I am sure that the title sounds almighty familiar. It is also the very definition of procrastination.
A few posts ago, I had talked about the book (and film) American Psycho written by Brett Easton Ellis and one particular theme: Emptiness (which can be found here). I don’t know why but I love dark themes and have really been getting into them lately. Yesterday, I also watched Nightcrawler, which by the way, is an AMAZING film.
So, as like my recent posts, I’ll tell you a story (sort of).
I bought an academic diary at the beginning of July. Strangely enough, the diary corresponded to the next week – it was like it was meant to be. And then, I had an epiphany. I realised it had been a year or almost a year since I had wrote in such diary and planned my days here and there like I had almost always done whilst in education. I forgot how good it felt to tick things off the list and to get something done because it was done.
Because then, the phrase “I will do it tomorrow” will no longer be sarcastic gibberish and a blatant lie. It would actually suffice and become, “Today, I have to do this and that” since penning it down (with the exception of moving things around and so forth, of course) would make me naturally manage my time.

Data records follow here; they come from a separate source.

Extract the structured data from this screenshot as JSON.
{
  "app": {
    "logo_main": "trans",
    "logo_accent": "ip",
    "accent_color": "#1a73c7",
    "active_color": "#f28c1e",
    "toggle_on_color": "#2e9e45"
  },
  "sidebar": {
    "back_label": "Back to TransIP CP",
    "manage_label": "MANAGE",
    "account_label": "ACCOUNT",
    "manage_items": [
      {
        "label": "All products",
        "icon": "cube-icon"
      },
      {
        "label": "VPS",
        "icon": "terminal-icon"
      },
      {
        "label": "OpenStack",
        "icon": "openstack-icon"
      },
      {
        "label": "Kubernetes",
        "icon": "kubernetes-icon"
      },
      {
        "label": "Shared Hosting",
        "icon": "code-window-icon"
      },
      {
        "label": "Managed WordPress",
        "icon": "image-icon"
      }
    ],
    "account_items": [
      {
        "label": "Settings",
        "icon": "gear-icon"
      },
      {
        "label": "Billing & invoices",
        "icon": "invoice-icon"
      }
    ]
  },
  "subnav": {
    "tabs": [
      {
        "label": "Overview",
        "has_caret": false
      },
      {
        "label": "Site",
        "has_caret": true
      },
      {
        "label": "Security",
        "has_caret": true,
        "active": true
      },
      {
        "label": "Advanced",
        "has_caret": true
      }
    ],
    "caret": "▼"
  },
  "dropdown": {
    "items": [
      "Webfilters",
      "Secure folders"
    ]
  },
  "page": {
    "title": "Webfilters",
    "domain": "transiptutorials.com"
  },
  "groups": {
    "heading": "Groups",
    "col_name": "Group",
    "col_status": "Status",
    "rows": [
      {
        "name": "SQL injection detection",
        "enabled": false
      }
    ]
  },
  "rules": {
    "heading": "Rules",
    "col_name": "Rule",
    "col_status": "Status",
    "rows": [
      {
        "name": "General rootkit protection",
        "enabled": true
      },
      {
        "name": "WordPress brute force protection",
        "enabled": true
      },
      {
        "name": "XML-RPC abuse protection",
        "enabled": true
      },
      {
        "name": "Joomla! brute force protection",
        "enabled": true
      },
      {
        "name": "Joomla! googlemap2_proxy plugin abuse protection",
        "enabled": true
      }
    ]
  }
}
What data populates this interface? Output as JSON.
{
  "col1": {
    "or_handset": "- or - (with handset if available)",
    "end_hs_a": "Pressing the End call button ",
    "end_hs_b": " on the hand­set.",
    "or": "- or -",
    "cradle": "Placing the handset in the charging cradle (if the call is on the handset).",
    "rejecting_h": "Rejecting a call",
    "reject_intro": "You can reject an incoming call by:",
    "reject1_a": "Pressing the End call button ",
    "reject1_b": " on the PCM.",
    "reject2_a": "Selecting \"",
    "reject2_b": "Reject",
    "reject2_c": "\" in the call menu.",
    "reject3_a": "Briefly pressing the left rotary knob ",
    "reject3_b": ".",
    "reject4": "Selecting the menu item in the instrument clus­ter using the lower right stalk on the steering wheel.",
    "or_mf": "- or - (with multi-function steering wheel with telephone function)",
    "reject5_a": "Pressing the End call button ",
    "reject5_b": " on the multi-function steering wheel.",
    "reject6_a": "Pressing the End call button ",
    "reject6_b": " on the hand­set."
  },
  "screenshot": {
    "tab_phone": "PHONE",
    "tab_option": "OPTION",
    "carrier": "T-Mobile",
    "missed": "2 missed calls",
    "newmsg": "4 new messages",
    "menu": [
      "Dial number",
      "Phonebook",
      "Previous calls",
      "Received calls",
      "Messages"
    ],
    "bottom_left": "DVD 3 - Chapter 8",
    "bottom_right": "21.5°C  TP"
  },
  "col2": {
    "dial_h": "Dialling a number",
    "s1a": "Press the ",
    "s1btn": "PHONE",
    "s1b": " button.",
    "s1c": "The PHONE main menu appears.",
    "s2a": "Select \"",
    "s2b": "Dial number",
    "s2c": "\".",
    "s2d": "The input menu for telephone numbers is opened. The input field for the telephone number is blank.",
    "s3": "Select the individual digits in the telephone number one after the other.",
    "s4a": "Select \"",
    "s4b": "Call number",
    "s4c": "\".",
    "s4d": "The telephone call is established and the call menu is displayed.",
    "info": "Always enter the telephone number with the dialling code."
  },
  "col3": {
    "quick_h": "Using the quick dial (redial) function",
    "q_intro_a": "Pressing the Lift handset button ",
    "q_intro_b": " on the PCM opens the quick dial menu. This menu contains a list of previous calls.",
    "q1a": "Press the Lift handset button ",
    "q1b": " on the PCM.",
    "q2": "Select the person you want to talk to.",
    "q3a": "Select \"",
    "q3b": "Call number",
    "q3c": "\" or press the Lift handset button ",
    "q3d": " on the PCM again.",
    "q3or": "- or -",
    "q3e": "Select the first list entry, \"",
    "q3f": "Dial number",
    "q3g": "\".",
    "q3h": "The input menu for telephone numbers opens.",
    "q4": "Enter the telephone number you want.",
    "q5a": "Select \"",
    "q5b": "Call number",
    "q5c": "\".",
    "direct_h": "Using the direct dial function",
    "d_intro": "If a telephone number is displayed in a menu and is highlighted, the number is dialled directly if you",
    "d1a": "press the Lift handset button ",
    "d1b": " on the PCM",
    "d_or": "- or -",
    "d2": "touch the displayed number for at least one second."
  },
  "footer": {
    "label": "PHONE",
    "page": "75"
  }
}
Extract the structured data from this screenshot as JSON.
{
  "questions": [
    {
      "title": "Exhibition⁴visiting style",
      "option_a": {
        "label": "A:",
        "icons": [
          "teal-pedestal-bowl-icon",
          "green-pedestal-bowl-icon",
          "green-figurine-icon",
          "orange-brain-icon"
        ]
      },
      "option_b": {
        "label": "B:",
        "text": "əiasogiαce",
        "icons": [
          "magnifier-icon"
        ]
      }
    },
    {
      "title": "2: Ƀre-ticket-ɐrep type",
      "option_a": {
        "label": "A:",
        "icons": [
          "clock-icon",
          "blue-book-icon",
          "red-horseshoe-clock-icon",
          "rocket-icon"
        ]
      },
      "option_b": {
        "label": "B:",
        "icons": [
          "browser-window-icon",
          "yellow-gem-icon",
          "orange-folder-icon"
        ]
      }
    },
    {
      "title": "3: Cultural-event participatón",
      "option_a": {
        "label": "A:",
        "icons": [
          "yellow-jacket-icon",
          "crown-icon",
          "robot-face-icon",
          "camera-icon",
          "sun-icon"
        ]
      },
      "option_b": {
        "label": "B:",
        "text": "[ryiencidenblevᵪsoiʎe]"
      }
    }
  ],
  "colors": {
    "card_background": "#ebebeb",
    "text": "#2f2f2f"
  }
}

Arguably, “I will do it tomorrow” are just words – how could that ever affect what you do (or don’t do)? Except it does because you do something other than doing what you said you would or should. It affects everything you do. It’s an excuse, that recycles your plans back to square one. That diary? It should be a book of accomplishments – tick, tick, scribble, tick, tick. Those positive vibes and confidence will somehow naturally pull out and align your mind. Whereas the emptiness becomes bigger when things are not getting done.
….and do you know what’s worse than this phrase?
“I have no choice”
Everyone has a choice. If you’re not “doing” tomorrow then, you might need to ask yourself what you are doing today (that weirdly, you might have said you would yesterday)?
Hey, how are you?